I think we need to think of the cuts of a beef, pork, lamb, chicken, etc as what they are, parts of a living, breathing animal. What does this mean?
If a part of an animal works hard, such as the legs it walks on or the belly that holds in all its innards...these are strong, tough items and they may need a bit more Tender Loving Care to make them Tender and Loving to Eat. If a cut of meat gets no workout all day, such as the tenderloin protecting the spinal column, then it will start out very tender...but watch out...as quickly as it starts tender it can become the most hard and unfriendly piece of meat you ever tried.
Why is this??? The more tender cuts of meat from the tenderloin, rib roast, etc..have less connective tissue and sinews, where as the hard working muscles of the legs, shoulders, belly, etc...have tougher, more dense strands of muscle. Just think of what happens when you go for a long run and feel those calve muscles ( shanks in cookin terms)...lots of tension due to lots of hard work. Even more so is the strongest muscle of all, the heart, pumping all day long for a life time. If you ever have a chance to cook one you will realize the density and darkness of this muscle mass ( and yes the darker the meat the more tlc it may need...this is not some issue of it being filled with blood and such...its due to use. The non flying chicken walks on its legs, but the duck can fly...this is one reason a duck breast is much darker than a chicken breast...but I digress)
Please check out the bottom of the blog for the little chart "THE MEAT SHEET" that I made which I hope will help clarify your meat selections at the butchers counter next time you are there. I have tried to simply organize all the major cuts of meat into categories of cooking as follows...
HIGH AND DRY: grilling, broiling, pan frying techniques that are cooked rather quickly at high and dry heat. High is the temperature, and dry means it is not cooked in a liquid. These cuts usually are not in need of marinades to tenderize, but of course you can do so for flavour purposes, but often the dry rub of spices works wonderfully on these cuts.
ROASTS: Longer cooking techniques, often on a high heat to start ( whether initially seared in a pan, high heat in your oven, or on the hot part of your bbq) but then once your initial browning/searing has occurred its time to lower the heat ( in oven or cooler section of your bbq) and let the meat slowly cook to the temp you desire.

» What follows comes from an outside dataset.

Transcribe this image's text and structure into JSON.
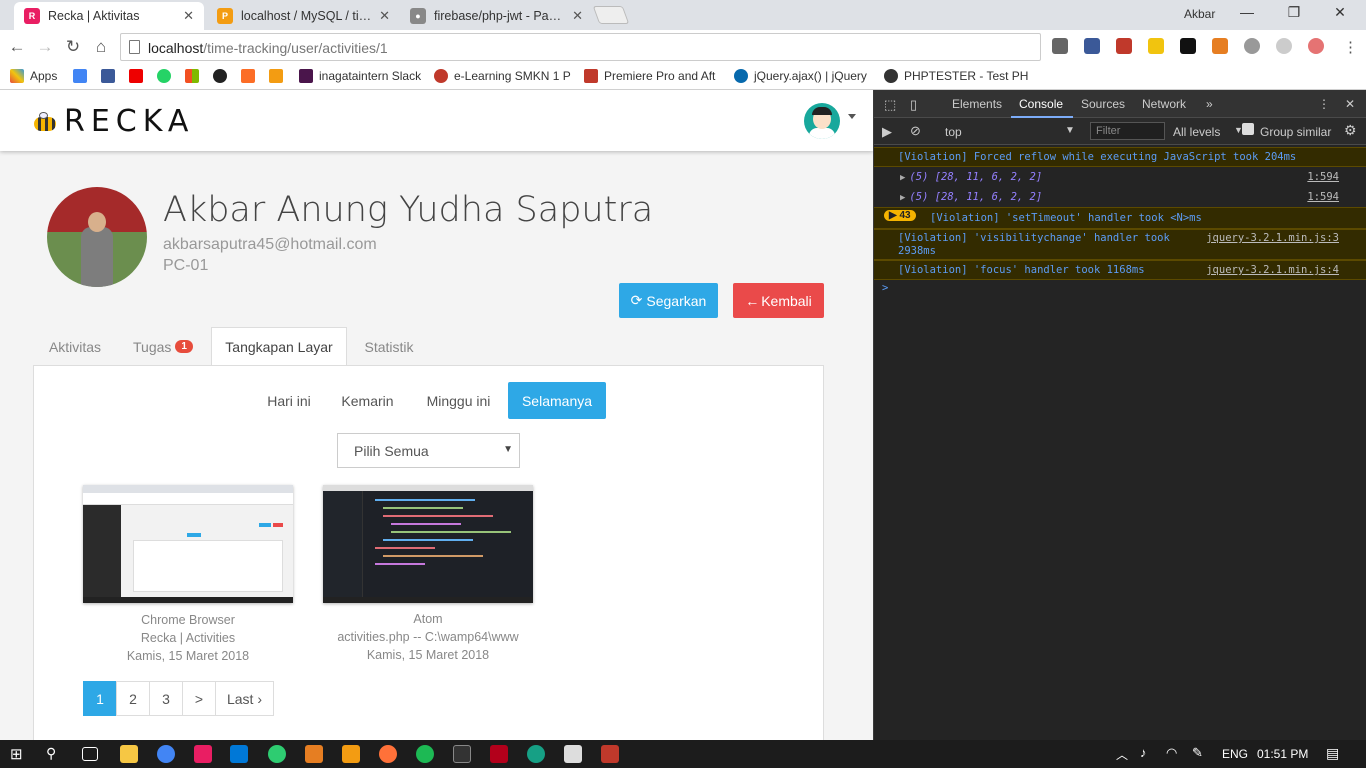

SLOW AND LOW: my favorite...braising time...check out the lamb shoulder blog entry from last month for an example. but this is a slow cooking of a tough ( and usually cheap) cut of meat in a liquid until so tender and succulent that you would think there was never a need to invent the knife.
1. Relax. Sounds simple, but every time you move your steak around on the grill, keep turning your browning short ribs in the pan, all you are doing is slowing down the meats efforts to get a good sear and cook itself. So the golden rule on the grill for example when cooking a nice steak...season it liberally with salt and pepper, clean your very hot grill, and set the steak down...after two minutes turn it 90degrees...in two more minutes flip it, in two more minutes turn again 90 degrees...more time between each turn for more well done, less time for more rare. The idea is getting some good char marks. Same goes for a piece of fish in a pan...please stop the endless shaking of the pan for 5 straight minutes, it does not help...simply make sure the fish does not stick and then relax...
2 REST. Again sounds simple, but everyone sees food come off the grill and wants to eat it...STOP . Let the meat ( any meat, fish , bird, etc..) rest for 5 minutes to redistribute the heat and juices. You do this with your turkey for thanksgiving, why don't you do it each and every other time you eat...
3. REWARD YOURSELF. Remember that the act of eating is not simply about physical nourishment, and each and every time you cook for friends and family you should remember how important this simple act is for you and those around you...the friends, the farmers, the grocers, the ranchers, the list goes on and on...but truth is that you are never cooking alone...so cheers to you!!!